Required action:
Exactly as written, output each record given below.

Data to examine:
____

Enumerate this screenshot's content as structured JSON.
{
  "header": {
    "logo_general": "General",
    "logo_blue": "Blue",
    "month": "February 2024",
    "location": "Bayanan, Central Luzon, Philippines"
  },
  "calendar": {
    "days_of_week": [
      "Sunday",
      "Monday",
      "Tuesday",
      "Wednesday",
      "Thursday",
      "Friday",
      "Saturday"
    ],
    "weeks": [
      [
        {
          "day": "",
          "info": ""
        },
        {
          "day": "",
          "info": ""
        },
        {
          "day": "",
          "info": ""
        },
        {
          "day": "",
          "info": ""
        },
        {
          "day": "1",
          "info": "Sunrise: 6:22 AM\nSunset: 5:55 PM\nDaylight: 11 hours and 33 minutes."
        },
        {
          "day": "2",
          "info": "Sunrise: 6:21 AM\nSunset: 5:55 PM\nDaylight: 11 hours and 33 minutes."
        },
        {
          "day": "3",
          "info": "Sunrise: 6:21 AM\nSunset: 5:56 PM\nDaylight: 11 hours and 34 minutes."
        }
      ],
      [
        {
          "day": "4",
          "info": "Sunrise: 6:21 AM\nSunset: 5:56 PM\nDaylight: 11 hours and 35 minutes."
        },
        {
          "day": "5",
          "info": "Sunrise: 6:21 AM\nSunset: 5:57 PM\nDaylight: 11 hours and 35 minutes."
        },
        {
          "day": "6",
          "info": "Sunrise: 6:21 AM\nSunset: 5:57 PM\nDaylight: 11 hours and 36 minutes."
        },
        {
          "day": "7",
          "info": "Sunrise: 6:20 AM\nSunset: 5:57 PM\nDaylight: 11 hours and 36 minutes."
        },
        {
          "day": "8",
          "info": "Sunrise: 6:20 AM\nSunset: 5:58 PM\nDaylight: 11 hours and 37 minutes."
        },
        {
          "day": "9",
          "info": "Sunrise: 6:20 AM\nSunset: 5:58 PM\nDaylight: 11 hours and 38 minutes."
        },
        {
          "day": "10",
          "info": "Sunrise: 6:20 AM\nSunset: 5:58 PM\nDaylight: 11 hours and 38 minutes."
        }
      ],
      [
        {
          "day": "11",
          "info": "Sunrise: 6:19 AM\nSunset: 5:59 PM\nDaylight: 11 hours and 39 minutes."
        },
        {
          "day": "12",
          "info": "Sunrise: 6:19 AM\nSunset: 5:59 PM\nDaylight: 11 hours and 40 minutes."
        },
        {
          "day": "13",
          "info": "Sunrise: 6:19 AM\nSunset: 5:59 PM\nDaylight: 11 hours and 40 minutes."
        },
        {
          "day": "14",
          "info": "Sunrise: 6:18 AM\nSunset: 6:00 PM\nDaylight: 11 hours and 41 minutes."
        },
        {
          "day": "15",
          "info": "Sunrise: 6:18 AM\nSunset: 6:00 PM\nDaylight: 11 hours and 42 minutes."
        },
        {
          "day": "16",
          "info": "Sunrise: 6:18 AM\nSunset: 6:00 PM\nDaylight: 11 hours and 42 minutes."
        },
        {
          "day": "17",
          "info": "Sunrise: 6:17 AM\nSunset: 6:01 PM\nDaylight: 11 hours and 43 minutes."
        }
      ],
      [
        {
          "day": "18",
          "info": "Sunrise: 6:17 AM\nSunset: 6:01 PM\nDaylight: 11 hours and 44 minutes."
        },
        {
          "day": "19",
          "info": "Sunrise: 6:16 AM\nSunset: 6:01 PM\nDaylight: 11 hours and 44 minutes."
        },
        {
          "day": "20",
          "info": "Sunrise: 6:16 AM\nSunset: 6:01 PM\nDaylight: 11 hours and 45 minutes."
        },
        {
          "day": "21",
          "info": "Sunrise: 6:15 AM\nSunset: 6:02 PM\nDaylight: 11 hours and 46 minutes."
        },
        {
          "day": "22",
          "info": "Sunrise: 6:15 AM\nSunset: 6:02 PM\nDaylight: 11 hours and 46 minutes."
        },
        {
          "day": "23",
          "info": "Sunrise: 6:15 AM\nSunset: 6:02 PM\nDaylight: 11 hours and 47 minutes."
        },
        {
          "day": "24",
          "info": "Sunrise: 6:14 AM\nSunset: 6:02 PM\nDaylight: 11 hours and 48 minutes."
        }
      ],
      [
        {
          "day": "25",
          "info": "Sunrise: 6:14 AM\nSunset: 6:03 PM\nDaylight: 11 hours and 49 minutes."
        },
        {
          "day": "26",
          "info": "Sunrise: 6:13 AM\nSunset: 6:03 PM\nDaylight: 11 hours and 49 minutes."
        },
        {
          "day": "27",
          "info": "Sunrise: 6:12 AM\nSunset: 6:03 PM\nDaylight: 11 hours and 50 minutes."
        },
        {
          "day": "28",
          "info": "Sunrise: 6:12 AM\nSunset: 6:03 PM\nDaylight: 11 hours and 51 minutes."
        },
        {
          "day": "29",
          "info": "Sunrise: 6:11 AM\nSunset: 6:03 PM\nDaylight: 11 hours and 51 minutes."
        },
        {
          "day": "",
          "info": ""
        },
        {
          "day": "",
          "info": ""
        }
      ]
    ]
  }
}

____

Task answer:
Enumerate this screenshot's content as structured JSON.
{
  "header": {
    "logo_general": "General",
    "logo_blue": "Blue",
    "month": "February 2024",
    "location": "Bayanan, Central Luzon, Philippines"
  },
  "calendar": {
    "days_of_week": [
      "Sunday",
      "Monday",
      "Tuesday",
      "Wednesday",
      "Thursday",
      "Friday",
      "Saturday"
    ],
    "weeks": [
      [
        {
          "day": "",
          "info": ""
        },
        {
          "day": "",
          "info": ""
        },
        {
          "day": "",
          "info": ""
        },
        {
          "day": "",
          "info": ""
        },
        {
          "day": "1",
          "info": "Sunrise: 6:22 AM\nSunset: 5:55 PM\nDaylight: 11 hours and 33 minutes."
        },
        {
          "day": "2",
          "info": "Sunrise: 6:21 AM\nSunset: 5:55 PM\nDaylight: 11 hours and 33 minutes."
        },
        {
          "day": "3",
          "info": "Sunrise: 6:21 AM\nSunset: 5:56 PM\nDaylight: 11 hours and 34 minutes."
        }
      ],
      [
        {
          "day": "4",
          "info": "Sunrise: 6:21 AM\nSunset: 5:56 PM\nDaylight: 11 hours and 35 minutes."
        },
        {
          "day": "5",
          "info": "Sunrise: 6:21 AM\nSunset: 5:57 PM\nDaylight: 11 hours and 35 minutes."
        },
        {
          "day": "6",
          "info": "Sunrise: 6:21 AM\nSunset: 5:57 PM\nDaylight: 11 hours and 36 minutes."
        },
        {
          "day": "7",
          "info": "Sunrise: 6:20 AM\nSunset: 5:57 PM\nDaylight: 11 hours and 36 minutes."
        },
        {
          "day": "8",
          "info": "Sunrise: 6:20 AM\nSunset: 5:58 PM\nDaylight: 11 hours and 37 minutes."
        },
        {
          "day": "9",
          "info": "Sunrise: 6:20 AM\nSunset: 5:58 PM\nDaylight: 11 hours and 38 minutes."
        },
        {
          "day": "10",
          "info": "Sunrise: 6:20 AM\nSunset: 5:58 PM\nDaylight: 11 hours and 38 minutes."
        }
      ],
      [
        {
          "day": "11",
          "info": "Sunrise: 6:19 AM\nSunset: 5:59 PM\nDaylight: 11 hours and 39 minutes."
        },
        {
          "day": "12",
          "info": "Sunrise: 6:19 AM\nSunset: 5:59 PM\nDaylight: 11 hours and 40 minutes."
        },
        {
          "day": "13",
          "info": "Sunrise: 6:19 AM\nSunset: 5:59 PM\nDaylight: 11 hours and 40 minutes."
        },
        {
          "day": "14",
          "info": "Sunrise: 6:18 AM\nSunset: 6:00 PM\nDaylight: 11 hours and 41 minutes."
        },
        {
          "day": "15",
          "info": "Sunrise: 6:18 AM\nSunset: 6:00 PM\nDaylight: 11 hours and 42 minutes."
        },
        {
          "day": "16",
          "info": "Sunrise: 6:18 AM\nSunset: 6:00 PM\nDaylight: 11 hours and 42 minutes."
        },
        {
          "day": "17",
          "info": "Sunrise: 6:17 AM\nSunset: 6:01 PM\nDaylight: 11 hours and 43 minutes."
        }
      ],
      [
        {
          "day": "18",
          "info": "Sunrise: 6:17 AM\nSunset: 6:01 PM\nDaylight: 11 hours and 44 minutes."
        },
        {
          "day": "19",
          "info": "Sunrise: 6:16 AM\nSunset: 6:01 PM\nDaylight: 11 hours and 44 minutes."
        },
        {
          "day": "20",
          "info": "Sunrise: 6:16 AM\nSunset: 6:01 PM\nDaylight: 11 hours and 45 minutes."
        },
        {
          "day": "21",
          "info": "Sunrise: 6:15 AM\nSunset: 6:02 PM\nDaylight: 11 hours and 46 minutes."
        },
        {
          "day": "22",
          "info": "Sunrise: 6:15 AM\nSunset: 6:02 PM\nDaylight: 11 hours and 46 minutes."
        },
        {
          "day": "23",
          "info": "Sunrise: 6:15 AM\nSunset: 6:02 PM\nDaylight: 11 hours and 47 minutes."
        },
        {
          "day": "24",
          "info": "Sunrise: 6:14 AM\nSunset: 6:02 PM\nDaylight: 11 hours and 48 minutes."
        }
      ],
      [
        {
          "day": "25",
          "info": "Sunrise: 6:14 AM\nSunset: 6:03 PM\nDaylight: 11 hours and 49 minutes."
        },
        {
          "day": "26",
          "info": "Sunrise: 6:13 AM\nSunset: 6:03 PM\nDaylight: 11 hours and 49 minutes."
        },
        {
          "day": "27",
          "info": "Sunrise: 6:12 AM\nSunset: 6:03 PM\nDaylight: 11 hours and 50 minutes."
        },
        {
          "day": "28",
          "info": "Sunrise: 6:12 AM\nSunset: 6:03 PM\nDaylight: 11 hours and 51 minutes."
        },
        {
          "day": "29",
          "info": "Sunrise: 6:11 AM\nSunset: 6:03 PM\nDaylight: 11 hours and 51 minutes."
        },
        {
          "day": "",
          "info": ""
        },
        {
          "day": "",
          "info": ""
        }
      ]
    ]
  }
}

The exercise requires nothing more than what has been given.